Donald Trump’s honeymoon has begun.
In Morning Consult’s final pre-election poll, America disapproved of Donald Trump by a whopping 61 to 37 percent margin. But then America elected him president.
Now, after Trump spent his first two weeks as president-elect settling fraud lawsuits, leveraging the power of his office to fill the rooms of his D.C. hotel, and appointing racists to key White House posts, the mogul’s popularity has soared.
The latest poll from Politico/Morning Consult shows 46 percent of the country now views Trump favorably, while 46 percent take the opposite view.
A net-favorability rating of zero represents a big-league improvement for Trump.
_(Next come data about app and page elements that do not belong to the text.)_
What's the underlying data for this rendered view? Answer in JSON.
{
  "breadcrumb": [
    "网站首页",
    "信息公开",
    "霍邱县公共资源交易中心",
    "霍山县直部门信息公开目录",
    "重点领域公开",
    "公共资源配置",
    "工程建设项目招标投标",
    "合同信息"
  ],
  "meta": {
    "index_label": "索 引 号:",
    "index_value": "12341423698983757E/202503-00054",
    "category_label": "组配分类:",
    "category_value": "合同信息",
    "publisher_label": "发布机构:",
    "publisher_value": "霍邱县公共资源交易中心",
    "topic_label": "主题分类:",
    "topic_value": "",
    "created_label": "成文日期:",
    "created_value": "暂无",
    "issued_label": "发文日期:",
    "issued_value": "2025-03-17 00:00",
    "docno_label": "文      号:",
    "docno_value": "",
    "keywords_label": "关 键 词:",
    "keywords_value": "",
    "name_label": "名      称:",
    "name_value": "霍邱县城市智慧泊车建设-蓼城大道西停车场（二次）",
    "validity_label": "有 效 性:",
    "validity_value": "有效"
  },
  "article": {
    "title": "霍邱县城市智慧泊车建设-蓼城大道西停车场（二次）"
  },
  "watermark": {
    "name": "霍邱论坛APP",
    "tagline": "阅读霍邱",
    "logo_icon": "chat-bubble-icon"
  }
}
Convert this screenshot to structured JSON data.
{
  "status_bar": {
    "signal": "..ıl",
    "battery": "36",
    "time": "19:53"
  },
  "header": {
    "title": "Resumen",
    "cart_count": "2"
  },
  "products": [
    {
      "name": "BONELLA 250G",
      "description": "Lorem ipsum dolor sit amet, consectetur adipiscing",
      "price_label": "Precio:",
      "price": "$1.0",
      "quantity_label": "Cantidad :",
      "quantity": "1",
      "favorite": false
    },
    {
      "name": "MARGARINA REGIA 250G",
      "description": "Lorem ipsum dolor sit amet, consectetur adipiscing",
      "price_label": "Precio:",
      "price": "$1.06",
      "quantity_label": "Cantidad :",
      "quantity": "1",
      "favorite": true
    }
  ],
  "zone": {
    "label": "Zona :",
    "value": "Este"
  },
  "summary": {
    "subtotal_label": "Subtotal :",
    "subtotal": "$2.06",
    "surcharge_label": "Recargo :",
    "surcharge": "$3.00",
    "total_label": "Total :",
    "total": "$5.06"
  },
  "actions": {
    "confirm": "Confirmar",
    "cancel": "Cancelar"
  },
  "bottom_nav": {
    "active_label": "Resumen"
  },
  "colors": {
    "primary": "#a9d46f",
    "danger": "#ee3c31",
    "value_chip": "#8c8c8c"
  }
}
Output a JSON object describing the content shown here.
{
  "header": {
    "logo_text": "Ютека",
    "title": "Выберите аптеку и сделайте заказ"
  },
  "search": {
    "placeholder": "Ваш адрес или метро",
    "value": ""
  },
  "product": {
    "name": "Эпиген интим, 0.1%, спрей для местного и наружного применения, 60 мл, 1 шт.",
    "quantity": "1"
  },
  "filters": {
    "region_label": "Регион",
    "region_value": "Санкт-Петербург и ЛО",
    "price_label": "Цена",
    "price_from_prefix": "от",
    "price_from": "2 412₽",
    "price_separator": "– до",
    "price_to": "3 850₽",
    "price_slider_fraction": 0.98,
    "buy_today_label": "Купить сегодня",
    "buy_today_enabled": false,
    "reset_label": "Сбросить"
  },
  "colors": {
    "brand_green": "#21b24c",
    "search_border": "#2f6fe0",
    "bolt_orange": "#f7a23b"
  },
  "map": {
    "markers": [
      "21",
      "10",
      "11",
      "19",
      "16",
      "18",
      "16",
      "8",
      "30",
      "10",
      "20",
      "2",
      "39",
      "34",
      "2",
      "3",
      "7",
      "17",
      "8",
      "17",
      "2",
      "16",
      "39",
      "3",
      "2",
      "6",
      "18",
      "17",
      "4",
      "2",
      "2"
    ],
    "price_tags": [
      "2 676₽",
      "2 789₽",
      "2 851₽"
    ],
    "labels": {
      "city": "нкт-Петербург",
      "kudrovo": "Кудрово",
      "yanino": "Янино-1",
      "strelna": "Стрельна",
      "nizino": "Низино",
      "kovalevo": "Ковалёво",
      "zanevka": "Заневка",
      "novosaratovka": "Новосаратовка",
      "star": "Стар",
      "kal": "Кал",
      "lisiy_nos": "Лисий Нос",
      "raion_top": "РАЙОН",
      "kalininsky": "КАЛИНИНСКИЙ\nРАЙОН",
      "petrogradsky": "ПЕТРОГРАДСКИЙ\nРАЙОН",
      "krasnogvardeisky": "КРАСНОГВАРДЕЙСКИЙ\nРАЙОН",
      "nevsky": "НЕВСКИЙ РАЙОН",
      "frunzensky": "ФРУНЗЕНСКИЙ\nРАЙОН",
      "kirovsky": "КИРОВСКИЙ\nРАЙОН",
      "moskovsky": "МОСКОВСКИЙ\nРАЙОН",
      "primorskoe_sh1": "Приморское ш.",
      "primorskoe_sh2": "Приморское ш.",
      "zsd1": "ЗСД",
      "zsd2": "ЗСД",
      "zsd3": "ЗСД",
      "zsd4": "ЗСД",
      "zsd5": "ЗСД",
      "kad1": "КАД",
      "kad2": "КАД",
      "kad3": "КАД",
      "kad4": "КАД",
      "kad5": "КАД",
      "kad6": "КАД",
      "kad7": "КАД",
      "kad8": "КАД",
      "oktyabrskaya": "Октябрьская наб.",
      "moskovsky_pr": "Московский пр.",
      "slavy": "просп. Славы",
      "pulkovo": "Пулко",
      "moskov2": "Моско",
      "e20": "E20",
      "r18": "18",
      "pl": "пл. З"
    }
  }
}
But it still leaves him far behind his recent predecessors, including those who, like him, failed to secure a majority of the popular vote.
At this point in 2008, Gallup put Obama’s favorable rating at 68 percent; that figure was 59 percent for George W. Bush in mid-December 2000; and 58 percent for Bill Clinton in November 1992.
A large upswing in popularity has long been a perk of winning the presidency — in 2008, Obama saw his approval soar by 20 points post-election. The fact that Trump’s post-election bounce still doesn’t provide him with a positive approval rating testifies to the American public’s aberrant level of distaste for its new leader.
The Morning Consult poll further suggests that, were the public fully informed of Trump’s recent actions, they might take a dimmer of view of their president-elect. Roughly 60 percent of the country say Trump’s children should have “no role” in his administration, even as they have been serving as members of his transition team.
Trump’s unusual unpopularity is also affirmed in a Pew survey, released Monday. That poll finds that only 30 percent of Americans would give Trump an “A” or “B” for the way he conducted himself during the campaign; for Hillary Clinton, that figure is 43 percent.
This is the first time in the history of Pew’s surveys that the declared winner of a presidential election has received lower marks than his opponent (Bush was not yet the declared winner at the time this survey was taken in 2000).
Trump is so loathed in blue America that nearly two-thirds of Democratic voters want their party leaders to “stand up to Donald Trump” on issues that are important to them, even if it means “less gets done in Washington.” In 2008, only 36 percent of Republican voters said the same about Obama.
In related news, Hillary Clinton’s popular-vote lead over Trump has grown to roughly 1.7 million, giving her a 48 to 46.7 advantage over the president-elect among all voters. That lead is expected to keep growing as more outstanding California ballots get tallied.